design opamp regulator

Discussion in 'General Electronics Chat' started by hansy05, Apr 27, 2012.

  1. hansy05

    Thread Starter New Member

    Apr 27, 2012
    Can anyone tell me how to design a hysteretic op-amp regulator (max. window of +/- 0.5V)?

    I don't exactly understand the meaning of "a hysteretic op-amp regulator (max. window of +/- 0.5V)". Window? hysteretic?
  2. WBahn


    Mar 31, 2012
    Is this homework? If so, it would probably get better service if it were over in the Homework Help forum. But at this point, let a moderator make that decision and move it if they wish; don't repost it over there.

    Where is the term coming from? Your textbook? An assignment presented by your instructor? Those are the best places to look for these kinds of answers.
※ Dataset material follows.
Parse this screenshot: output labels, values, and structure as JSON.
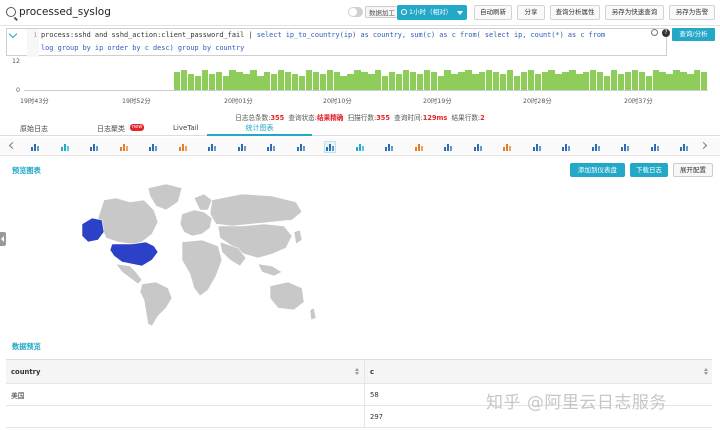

    The term "hysteresis" basically means, "is sensitive to the history of". For instance, adding hysteresis to a comparator (such as a Schmitt trigger) means that the threshold is dependent on whether the recent history of the system has placed the comparator in a HI or a LO state.

    What is being regulated? The voltage on some load?

    I can think of a number of applications where the use of these terms would be reasonable and the resulting circuits would be very different. You really need to describe the entire assignment, and perhaps give us some information on the kinds of circuits you have been working with in the course up to this point.
    hansy05 likes this.
  3. bountyhunter

    Well-Known Member

    Sep 7, 2009
    In most cases, a "hysteretic regulator" is a switcher that operates in burst mode, which is to say turns the PWM driver on when the output voltage decays to a lower threshold level and the switcher turns off when it reaches the upper voltage threshold.

    Needless to say, if you don't even understand what it is you are supposed to be designing, you probably can't. Go back to your teacher and explain that you can't read his mind and he needs to explain this better.
    hansy05 likes this.
  4. WBahn


    Mar 31, 2012
    I was trying to think in more direct terms, but this makes perfect since -- and it means that the opamp is probably configured as nothing more than a Schmitt trigger intended to go HI (or whichever direction turns on the driver) when the output voltage drops 0.5V below the target output and then keeps it on until the output voltage rises to 0.5V above the target output. So the "window" is simply the range over which the output is allowed to vary and still be acceptable.

    To make the term make a bit more intuitive sense, imagine there is a toy duck on a toy locomotive that is running back and forth along a track. You have a switch that either tells the train to move left or to move right (no "stop" position, it is always one or the other). Now imagine that someone builds a brick wall between you and the track but they put a window in the wall. They then tell you that your objective is to keep the duck "in the window", but they also tell you not to wear out the switch. So instead of waiting until the duck is in the center of the window and then rapidly flipping the switch back and forth to get the duck to stay right there, you let the duck move to the right edge of the window before switching it to go to the left and, similarly, you let it move to the left edge before switching it back. Consequently, your decision of where the duck is in order to make you switch is not fixed, but rather is dependent on the history of the duck, namely is it moving to the left or to the right.
    hansy05 likes this.
  5. crutschow


    Mar 14, 2008
    I believe, in many cases, the "hysteretic regulator" generates the PWM directly, at least for a buck type regulator. That is, when the voltage drops below the lower voltage threshold, it turns the switch on, and when the voltage rises above the upper voltage threshold, it turns the switch back off. The frequency of this PWM depends upon the load, the voltage delta, and the inductance and capacitance of the output filter.